This afternoon I took the boys to Lifetime Fitness, and I got about 25 minutes to swim laps while they went to play in the Child Center. Sometimes, especially in busy seasons, I find I have to move my body in order to free my mind to think deeply. About 1/4 mile in, I started to think about the book ahead; the year of dynamic and sometimes terrifying change. Last Christmas Eve at 4 p.m. I preached to 800 people in Orange County; this Christmas Eve at 4 p.m. I bundled up my boys and we went to church with my parents at the church where I grew up. I was a face in the crowd. That evening, Josh got the stomach flu and threw up in his crib; right at the time where a year before I was leading a candlelight service. In that moment Josh very much needed his mom, and I was so glad I was there. But whew, what a change.
I thought about this book ahead, the way it melds together my pastor's heart and writer/journalist's mind, and I thought about what it had taken to get there. I think initially I thought about the immediate connections, articles, work of the past few years.
While I swam today, I thought further back. The college journalism professors at the Missouri School of Journalism. My high school newspaper advisor and AP English teacher. My third grade teacher, who taught us poetry. My fourth grade teacher, who gave us technology and freedom.
These teachers took a quirky kid who loved to write and didn't always pay attention in class, and they embraced my strengths and believed in me; showing me ways to believe in myself.
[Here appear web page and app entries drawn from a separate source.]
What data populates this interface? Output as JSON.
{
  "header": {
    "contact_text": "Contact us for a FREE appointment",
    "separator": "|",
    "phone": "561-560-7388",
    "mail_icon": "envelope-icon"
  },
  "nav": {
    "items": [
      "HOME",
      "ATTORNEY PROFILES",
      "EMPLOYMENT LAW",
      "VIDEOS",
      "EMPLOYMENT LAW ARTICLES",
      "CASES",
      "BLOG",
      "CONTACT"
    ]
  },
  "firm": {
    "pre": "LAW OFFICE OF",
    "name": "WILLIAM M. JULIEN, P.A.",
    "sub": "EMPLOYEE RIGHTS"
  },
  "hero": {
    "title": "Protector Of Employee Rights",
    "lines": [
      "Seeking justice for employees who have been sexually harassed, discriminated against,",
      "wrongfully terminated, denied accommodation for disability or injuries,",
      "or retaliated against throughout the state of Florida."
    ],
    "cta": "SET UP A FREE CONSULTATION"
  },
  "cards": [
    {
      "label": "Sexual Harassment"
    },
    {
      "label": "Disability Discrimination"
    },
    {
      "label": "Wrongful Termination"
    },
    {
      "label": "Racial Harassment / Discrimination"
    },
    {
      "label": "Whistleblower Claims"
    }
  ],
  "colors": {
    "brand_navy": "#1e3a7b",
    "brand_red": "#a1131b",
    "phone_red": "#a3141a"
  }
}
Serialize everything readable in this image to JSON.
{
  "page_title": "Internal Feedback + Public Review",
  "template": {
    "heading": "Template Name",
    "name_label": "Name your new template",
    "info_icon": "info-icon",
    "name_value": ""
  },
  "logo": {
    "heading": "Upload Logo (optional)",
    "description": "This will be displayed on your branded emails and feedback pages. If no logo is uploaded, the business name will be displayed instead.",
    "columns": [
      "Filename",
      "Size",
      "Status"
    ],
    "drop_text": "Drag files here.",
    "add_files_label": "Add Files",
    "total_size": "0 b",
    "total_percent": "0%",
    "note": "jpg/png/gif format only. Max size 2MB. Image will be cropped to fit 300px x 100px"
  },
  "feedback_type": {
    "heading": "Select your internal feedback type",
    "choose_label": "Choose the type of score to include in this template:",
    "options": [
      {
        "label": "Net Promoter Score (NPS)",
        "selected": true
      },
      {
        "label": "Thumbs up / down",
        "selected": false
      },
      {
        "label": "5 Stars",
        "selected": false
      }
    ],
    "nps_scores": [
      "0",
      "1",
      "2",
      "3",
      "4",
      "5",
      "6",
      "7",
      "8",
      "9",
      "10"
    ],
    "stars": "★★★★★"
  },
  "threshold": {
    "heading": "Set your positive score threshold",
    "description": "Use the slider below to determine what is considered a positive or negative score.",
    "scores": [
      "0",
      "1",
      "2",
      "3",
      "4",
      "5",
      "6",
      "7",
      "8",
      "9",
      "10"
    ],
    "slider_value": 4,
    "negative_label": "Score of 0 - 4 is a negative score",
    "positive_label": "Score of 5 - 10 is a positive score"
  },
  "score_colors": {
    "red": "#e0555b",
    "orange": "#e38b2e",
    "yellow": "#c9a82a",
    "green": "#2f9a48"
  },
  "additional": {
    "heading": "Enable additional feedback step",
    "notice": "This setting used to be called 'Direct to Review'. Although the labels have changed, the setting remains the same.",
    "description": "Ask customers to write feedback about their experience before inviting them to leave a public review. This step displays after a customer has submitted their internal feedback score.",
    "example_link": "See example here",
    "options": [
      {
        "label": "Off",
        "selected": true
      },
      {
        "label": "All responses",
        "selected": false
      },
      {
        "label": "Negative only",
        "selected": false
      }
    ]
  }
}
I'd like to tell you about them, and as I do, I hope you think about the teachers in your life, who did the same for you.
In doing this, I was inspired by Paul's letter to the Galatians, and this verse about teachers and students: